[The evaluation of Mr. Bixby as a teacher for Mark Twain will certainly vary if he is to be judged by modern-day measurements or the standards of Twain's time. This response will present Bixby in the context of his time as a pilot on the Mississippi River and as a teacher for Twain. All other judgments will have to be made by the student.]
At the end of Chapter VIII, Mr. Bixby, an experienced and respected riverboat pilot, says that when he sets out to teach someone to be a ship's pilot, he will "learn him or kill him." While this sounds rather radical, the gruff man means that he will never give up until someone learns.

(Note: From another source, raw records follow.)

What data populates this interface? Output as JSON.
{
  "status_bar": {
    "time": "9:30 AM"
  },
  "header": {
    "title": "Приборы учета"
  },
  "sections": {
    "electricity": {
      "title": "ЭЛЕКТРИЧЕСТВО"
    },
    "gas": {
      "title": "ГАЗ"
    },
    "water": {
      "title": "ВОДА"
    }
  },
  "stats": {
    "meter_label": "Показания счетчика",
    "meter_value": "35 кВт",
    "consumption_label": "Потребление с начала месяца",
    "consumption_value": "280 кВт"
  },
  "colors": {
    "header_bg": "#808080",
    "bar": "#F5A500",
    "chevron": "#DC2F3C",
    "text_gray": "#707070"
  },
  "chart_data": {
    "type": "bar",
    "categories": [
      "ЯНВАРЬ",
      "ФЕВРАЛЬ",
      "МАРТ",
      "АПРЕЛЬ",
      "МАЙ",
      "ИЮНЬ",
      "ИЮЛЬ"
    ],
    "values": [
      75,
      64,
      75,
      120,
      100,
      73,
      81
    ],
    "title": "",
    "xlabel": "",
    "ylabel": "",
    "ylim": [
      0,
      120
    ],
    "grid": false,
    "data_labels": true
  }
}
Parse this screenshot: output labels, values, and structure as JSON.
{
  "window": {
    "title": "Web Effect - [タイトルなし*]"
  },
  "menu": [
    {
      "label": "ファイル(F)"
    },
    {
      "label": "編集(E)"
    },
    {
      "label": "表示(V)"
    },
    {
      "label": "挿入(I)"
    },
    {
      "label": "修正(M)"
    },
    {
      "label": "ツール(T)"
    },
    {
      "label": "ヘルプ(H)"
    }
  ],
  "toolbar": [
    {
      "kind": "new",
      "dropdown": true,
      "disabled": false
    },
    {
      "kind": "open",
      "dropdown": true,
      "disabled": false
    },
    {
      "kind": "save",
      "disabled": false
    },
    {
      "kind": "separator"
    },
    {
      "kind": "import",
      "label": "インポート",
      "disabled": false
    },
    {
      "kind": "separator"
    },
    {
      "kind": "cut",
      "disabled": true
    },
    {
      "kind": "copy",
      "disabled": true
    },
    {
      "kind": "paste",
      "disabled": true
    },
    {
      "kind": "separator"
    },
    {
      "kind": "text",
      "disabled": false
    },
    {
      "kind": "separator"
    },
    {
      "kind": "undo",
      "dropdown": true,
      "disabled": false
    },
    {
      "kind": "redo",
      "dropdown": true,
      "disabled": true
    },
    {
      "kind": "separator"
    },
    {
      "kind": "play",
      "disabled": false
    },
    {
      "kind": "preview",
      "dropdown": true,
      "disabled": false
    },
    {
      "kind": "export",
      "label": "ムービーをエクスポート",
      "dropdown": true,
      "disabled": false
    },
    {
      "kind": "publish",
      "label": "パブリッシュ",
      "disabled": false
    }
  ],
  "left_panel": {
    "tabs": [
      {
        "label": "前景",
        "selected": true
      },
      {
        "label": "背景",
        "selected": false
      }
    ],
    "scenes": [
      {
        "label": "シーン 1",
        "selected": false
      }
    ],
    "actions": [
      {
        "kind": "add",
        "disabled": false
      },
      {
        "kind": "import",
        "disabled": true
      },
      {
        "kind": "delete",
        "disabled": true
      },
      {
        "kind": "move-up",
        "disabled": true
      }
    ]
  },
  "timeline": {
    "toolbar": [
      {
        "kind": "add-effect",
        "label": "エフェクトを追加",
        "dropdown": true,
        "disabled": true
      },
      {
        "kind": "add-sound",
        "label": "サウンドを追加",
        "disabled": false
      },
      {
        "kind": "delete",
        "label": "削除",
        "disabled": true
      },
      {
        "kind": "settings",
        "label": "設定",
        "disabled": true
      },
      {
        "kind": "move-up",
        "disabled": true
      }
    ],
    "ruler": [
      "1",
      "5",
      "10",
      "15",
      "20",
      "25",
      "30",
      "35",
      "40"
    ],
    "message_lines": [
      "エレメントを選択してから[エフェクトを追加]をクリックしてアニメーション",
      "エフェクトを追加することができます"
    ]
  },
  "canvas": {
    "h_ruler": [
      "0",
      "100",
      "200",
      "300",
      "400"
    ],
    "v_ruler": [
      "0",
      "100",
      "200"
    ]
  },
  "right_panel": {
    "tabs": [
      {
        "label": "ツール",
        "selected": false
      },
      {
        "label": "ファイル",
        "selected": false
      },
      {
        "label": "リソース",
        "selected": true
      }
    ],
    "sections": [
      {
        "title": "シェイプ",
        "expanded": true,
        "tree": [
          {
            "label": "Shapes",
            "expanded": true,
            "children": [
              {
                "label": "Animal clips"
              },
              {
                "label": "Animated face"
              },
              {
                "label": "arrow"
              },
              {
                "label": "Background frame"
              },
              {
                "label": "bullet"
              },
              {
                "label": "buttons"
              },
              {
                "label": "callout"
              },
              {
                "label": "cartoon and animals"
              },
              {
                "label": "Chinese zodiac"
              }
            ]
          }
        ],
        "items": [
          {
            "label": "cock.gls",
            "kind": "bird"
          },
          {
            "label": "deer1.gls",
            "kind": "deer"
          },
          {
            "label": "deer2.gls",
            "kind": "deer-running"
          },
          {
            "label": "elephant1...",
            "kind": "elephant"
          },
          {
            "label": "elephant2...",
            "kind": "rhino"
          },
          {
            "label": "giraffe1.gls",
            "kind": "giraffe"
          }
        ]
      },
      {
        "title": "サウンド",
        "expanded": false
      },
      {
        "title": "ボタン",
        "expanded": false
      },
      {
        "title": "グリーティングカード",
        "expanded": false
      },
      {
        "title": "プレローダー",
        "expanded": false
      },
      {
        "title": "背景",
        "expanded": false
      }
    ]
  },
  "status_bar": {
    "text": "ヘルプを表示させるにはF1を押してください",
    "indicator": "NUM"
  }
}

When the pilot begins with Twain, he starts in an abrupt manner in order to prove that steering the boat may not be as easy as his apprentice believes it, "Here, take her; shave those steamships as close as you'd peel an apple." Of course, Twain thinks that it is dangerous to go so closely to other ships and steers away. "Within ten seconds, I was set aside in disgrace" and Mr. Bixby pulls the steamboat near the shore again and "flaying" his pupil with "abuse of my cowardice." It is only later that Bixby explains why they must stay so close to shore. This is a lesson Twain does not forget.
Later, Mr. Bixby simply remarks, "There's Six Mile Point," then the other points. All these points are about level with the water's edge and look alike to Twain, who does not recognize any significance to them. Again, it is not until later on that Mr. Bixby asks Twain about them and explains why he should have remembered them.

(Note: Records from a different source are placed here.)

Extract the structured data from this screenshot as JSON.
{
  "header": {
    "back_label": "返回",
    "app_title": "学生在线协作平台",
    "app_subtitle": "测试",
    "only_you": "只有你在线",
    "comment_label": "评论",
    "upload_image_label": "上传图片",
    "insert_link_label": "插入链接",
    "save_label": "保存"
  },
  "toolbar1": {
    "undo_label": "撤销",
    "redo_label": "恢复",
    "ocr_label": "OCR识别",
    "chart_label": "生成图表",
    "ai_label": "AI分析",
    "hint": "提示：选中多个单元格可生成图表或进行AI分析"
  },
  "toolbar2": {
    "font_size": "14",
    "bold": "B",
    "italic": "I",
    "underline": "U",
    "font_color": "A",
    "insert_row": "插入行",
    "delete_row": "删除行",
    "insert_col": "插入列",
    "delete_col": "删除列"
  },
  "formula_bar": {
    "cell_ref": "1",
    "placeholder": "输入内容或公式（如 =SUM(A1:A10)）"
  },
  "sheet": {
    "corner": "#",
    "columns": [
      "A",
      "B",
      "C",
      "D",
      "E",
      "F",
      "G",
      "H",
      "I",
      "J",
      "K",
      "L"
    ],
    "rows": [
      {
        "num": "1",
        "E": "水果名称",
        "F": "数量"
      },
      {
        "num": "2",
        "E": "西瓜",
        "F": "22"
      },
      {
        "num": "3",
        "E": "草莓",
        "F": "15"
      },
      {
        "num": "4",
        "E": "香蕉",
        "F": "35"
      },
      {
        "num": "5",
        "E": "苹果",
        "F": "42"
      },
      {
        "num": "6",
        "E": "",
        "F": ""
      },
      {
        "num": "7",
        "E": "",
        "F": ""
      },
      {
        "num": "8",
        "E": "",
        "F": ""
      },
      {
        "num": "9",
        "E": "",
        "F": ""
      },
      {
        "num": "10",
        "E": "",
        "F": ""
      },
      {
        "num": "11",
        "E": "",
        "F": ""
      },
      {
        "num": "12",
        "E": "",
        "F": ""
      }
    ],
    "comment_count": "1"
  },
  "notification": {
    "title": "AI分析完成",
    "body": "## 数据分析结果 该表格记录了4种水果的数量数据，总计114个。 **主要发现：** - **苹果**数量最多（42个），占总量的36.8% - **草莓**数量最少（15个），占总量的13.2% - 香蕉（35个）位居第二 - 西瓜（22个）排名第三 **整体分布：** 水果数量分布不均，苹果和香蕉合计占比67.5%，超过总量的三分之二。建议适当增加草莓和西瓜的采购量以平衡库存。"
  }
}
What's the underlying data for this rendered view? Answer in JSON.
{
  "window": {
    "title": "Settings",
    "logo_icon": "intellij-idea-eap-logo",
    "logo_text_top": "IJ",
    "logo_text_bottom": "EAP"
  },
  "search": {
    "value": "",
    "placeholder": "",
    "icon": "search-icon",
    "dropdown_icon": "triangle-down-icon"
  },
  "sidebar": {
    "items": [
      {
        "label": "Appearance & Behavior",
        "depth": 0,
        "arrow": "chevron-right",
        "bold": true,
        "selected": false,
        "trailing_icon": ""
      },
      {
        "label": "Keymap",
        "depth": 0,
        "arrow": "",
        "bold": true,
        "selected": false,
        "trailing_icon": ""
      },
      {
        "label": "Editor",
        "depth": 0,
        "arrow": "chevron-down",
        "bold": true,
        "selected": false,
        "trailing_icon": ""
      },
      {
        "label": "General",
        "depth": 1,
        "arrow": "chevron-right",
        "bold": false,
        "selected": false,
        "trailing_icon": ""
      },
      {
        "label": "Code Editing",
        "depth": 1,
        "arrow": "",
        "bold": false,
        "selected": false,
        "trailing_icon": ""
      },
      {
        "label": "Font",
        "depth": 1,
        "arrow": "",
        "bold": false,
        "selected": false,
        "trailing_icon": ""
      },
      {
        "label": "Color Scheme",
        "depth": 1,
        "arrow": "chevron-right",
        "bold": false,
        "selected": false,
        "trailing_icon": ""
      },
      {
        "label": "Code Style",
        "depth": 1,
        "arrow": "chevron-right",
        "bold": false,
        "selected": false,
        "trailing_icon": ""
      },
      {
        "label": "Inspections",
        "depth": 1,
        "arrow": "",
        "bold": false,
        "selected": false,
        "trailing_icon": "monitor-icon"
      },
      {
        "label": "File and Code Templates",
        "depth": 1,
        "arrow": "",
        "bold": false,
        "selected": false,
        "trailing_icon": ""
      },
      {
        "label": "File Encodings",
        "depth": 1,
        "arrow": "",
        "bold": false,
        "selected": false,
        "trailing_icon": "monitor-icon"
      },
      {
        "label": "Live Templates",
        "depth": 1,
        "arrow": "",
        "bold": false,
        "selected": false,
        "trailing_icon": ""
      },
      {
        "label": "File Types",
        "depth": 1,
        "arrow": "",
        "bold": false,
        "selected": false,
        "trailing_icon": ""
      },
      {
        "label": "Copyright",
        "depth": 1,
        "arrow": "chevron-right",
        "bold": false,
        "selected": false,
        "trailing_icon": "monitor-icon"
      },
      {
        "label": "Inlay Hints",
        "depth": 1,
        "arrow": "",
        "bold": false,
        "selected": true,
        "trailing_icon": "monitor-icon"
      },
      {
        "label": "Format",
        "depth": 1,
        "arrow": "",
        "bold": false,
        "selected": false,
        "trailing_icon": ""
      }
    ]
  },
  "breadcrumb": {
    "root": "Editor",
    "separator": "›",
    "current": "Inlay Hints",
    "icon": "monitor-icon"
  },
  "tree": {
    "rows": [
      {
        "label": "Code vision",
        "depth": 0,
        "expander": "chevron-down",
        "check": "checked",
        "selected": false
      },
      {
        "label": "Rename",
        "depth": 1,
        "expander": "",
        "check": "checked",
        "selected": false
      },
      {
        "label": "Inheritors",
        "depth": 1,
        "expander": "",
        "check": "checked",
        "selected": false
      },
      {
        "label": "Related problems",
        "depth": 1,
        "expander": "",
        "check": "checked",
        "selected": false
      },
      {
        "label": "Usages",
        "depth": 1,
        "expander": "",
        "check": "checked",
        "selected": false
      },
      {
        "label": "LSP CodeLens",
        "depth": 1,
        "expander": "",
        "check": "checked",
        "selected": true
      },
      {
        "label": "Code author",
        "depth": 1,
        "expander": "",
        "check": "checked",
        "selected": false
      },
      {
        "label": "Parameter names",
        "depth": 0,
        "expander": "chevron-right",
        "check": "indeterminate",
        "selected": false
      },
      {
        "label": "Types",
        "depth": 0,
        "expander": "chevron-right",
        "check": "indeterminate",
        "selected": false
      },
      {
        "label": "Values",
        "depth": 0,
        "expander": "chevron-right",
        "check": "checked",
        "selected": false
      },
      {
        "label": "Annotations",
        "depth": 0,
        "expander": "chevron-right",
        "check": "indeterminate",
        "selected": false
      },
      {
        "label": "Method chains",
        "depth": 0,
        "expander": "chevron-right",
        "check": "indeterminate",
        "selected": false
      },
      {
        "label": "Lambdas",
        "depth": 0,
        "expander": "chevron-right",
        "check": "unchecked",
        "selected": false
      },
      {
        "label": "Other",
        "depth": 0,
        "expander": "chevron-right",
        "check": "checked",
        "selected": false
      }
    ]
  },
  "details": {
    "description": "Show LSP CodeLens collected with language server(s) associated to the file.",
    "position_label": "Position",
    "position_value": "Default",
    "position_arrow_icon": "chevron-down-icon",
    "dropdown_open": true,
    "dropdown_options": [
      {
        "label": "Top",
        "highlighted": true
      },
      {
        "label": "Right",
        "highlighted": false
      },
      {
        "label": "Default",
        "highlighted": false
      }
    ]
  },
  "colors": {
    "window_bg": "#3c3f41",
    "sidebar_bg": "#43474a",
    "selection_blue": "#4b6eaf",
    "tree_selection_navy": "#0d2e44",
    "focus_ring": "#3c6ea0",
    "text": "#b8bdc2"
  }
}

Then, Twain is awakened one night without explanation and made to come to the pilot's house and watch the pilot steer in the night. When Mr. Bixby asks the youth what is the name of the first point above New Orleans, the muddled youth must answer that he does not know.
"Don't know?...Well, you're a smart one," said Mr. Bixby. 'What's the name of the next point?'
Again, the youth does not recall because he had not considered those points important when they were first mentioned. Mr. Bixby scolds him,
"Look here! What do you suppose I told you the names of those points for?"
Because "the devil of temptation provokes" him, the youth replies, "Well--to--be--entertaining, I thought."
This flippant answer causes Mr. Bixby to become enraged; however, he soon says in "the gentlest way,"
"My boy, you must get a little memorandum book, and every time I tell you a thing, put it down right away."
- Observation and Experience
Later, Mr. Bixby is hired to pilot a much more attractive steamboat. However, as they now are going downstream, the young Twain realizes that he again is "lost." Yet, he is amid visiting pilots from whom he learns much.
All visiting pilots were useful, for they were always ready and willing, winter or summer, night or day, to go out in the yawl and help buoy the channel or assist the boat's pilots in any way they could.
From listening, Twain realizes that he must memorize towns and islands, snags, "obscure wood piles--and know them in the dark!" He also learns that three bell rings signal land, and he records in his memorandum book many "confusing names."
One very dark night as many of the visiting pilots crowd into the pilot-house, they observe as Bixby navigates with skill, even going over a sand bar without getting stuck or damaging the boat. The observing youth hears one of them declares, "Mr. Bixby is a lightning pilot!" The youth becomes aware of what a skilled pilot his teach really is.
The student of Bixby "packs" his head full of the names of islands, towns, bars, "points" and bends. But, lest he become too complacent with his acquisition of knowledge, Mr. Bixby thinks of a new way to humble him. For, when the youth does not know an answer, the "gunpowdery chief went off with a bang...loading and firing until he was out of adjectives." However, the youth now understands that Mr. Bixby's firepower only lasts so long; then, he becomes "placable and even remorseful" as he instructs his pupil,
"You have got to know the shape of the river perfectly. It is all there is left to steer by--it hasn't the same shape in the night."
When the youth asks him how he can discern where to go when there is a moon, or it is foggy, or it is pitch dark, Bixby wisely counsels, "Steer by the shape that's in your head and never mind the one that's before your eyes." And, now Twain knows this is what he did the night he went so skillfully over the sandbar.
Still, Mr. Bixby is relentless with his exercises in humility. For, when the youth tells him that he stayed with Mr. W---- that night that Bixby said nothing to the man when he took over the wheel, Bixby remarks, "You do seem to be more different kinds of an ass than any creature I ever saw before." Twain humbly notes that as soon as his "self-complacency moved to the front once more, Mr. Bixby was all fixed and read to start it to the rear again."
Certainly, Twain respects his teacher, who knows that one must never become complacent; for, the Mississippi River is a river with a powerful current and many twists and turns, sandbars, and other traps. It is a river that must be respected, learned and relearned. This is a lesson that Mr. Bixby has taught his pupil through example, experience, and discipline. He has scolded Twain many times because being a pilot is a serious responsibility because there are no second chances and many lives can be lost if a ship wrecks, not to mention the cost to the boat's owner(s).